YOUR INSTRUCTIONS => Below are some entries. Reproduce them word for word.

Page and application data records =>
_ _ _ _ _ _ _

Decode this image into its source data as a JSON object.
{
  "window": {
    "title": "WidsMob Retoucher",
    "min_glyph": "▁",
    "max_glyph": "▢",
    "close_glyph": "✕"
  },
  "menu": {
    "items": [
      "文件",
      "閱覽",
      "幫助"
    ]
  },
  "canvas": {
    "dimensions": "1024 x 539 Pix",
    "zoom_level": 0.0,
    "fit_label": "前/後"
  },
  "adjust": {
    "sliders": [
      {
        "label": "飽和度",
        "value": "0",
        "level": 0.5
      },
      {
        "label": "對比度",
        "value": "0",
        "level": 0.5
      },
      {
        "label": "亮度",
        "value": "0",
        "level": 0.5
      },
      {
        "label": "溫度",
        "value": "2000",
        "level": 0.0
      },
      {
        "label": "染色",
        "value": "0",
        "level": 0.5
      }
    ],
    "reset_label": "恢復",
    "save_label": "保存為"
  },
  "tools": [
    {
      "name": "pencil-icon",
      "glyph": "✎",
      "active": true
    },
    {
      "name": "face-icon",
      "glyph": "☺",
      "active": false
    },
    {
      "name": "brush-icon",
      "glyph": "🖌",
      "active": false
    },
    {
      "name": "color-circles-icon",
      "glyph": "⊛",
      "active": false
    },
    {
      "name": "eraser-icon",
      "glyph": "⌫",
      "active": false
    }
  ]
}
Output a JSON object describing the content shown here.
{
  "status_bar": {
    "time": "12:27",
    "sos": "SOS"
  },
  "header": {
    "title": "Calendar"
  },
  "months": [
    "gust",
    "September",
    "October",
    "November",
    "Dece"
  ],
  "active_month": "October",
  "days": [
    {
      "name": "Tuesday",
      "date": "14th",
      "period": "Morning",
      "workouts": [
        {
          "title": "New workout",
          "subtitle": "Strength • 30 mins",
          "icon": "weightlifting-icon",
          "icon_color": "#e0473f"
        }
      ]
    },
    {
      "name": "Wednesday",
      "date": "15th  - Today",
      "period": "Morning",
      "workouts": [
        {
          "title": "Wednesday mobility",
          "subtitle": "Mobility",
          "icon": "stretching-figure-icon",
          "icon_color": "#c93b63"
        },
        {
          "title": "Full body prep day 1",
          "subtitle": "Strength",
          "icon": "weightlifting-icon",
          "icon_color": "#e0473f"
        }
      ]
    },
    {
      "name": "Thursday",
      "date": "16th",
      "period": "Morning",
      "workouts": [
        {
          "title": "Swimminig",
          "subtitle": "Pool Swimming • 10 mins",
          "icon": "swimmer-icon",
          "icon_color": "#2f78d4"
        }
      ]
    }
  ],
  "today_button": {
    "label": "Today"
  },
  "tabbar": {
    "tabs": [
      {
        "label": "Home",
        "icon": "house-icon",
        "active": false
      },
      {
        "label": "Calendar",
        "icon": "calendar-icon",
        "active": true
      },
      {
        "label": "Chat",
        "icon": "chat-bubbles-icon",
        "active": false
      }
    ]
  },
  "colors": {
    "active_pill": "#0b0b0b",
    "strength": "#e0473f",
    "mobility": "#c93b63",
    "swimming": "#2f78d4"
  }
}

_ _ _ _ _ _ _

REPLY =>
Decode this image into its source data as a JSON object.
{
  "window": {
    "title": "WidsMob Retoucher",
    "min_glyph": "▁",
    "max_glyph": "▢",
    "close_glyph": "✕"
  },
  "menu": {
    "items": [
      "文件",
      "閱覽",
      "幫助"
    ]
  },
  "canvas": {
    "dimensions": "1024 x 539 Pix",
    "zoom_level": 0.0,
    "fit_label": "前/後"
  },
  "adjust": {
    "sliders": [
      {
        "label": "飽和度",
        "value": "0",
        "level": 0.5
      },
      {
        "label": "對比度",
        "value": "0",
        "level": 0.5
      },
      {
        "label": "亮度",
        "value": "0",
        "level": 0.5
      },
      {
        "label": "溫度",
        "value": "2000",
        "level": 0.0
      },
      {
        "label": "染色",
        "value": "0",
        "level": 0.5
      }
    ],
    "reset_label": "恢復",
    "save_label": "保存為"
  },
  "tools": [
    {
      "name": "pencil-icon",
      "glyph": "✎",
      "active": true
    },
    {
      "name": "face-icon",
      "glyph": "☺",
      "active": false
    },
    {
      "name": "brush-icon",
      "glyph": "🖌",
      "active": false
    },
    {
      "name": "color-circles-icon",
      "glyph": "⊛",
      "active": false
    },
    {
      "name": "eraser-icon",
      "glyph": "⌫",
      "active": false
    }
  ]
}
Output a JSON object describing the content shown here.
{
  "status_bar": {
    "time": "12:27",
    "sos": "SOS"
  },
  "header": {
    "title": "Calendar"
  },
  "months": [
    "gust",
    "September",
    "October",
    "November",
    "Dece"
  ],
  "active_month": "October",
  "days": [
    {
      "name": "Tuesday",
      "date": "14th",
      "period": "Morning",
      "workouts": [
        {
          "title": "New workout",
          "subtitle": "Strength • 30 mins",
          "icon": "weightlifting-icon",
          "icon_color": "#e0473f"
        }
      ]
    },
    {
      "name": "Wednesday",
      "date": "15th  - Today",
      "period": "Morning",
      "workouts": [
        {
          "title": "Wednesday mobility",
          "subtitle": "Mobility",
          "icon": "stretching-figure-icon",
          "icon_color": "#c93b63"
        },
        {
          "title": "Full body prep day 1",
          "subtitle": "Strength",
          "icon": "weightlifting-icon",
          "icon_color": "#e0473f"
        }
      ]
    },
    {
      "name": "Thursday",
      "date": "16th",
      "period": "Morning",
      "workouts": [
        {
          "title": "Swimminig",
          "subtitle": "Pool Swimming • 10 mins",
          "icon": "swimmer-icon",
          "icon_color": "#2f78d4"
        }
      ]
    }
  ],
  "today_button": {
    "label": "Today"
  },
  "tabbar": {
    "tabs": [
      {
        "label": "Home",
        "icon": "house-icon",
        "active": false
      },
      {
        "label": "Calendar",
        "icon": "calendar-icon",
        "active": true
      },
      {
        "label": "Chat",
        "icon": "chat-bubbles-icon",
        "active": false
      }
    ]
  },
  "colors": {
    "active_pill": "#0b0b0b",
    "strength": "#e0473f",
    "mobility": "#c93b63",
    "swimming": "#2f78d4"
  }
}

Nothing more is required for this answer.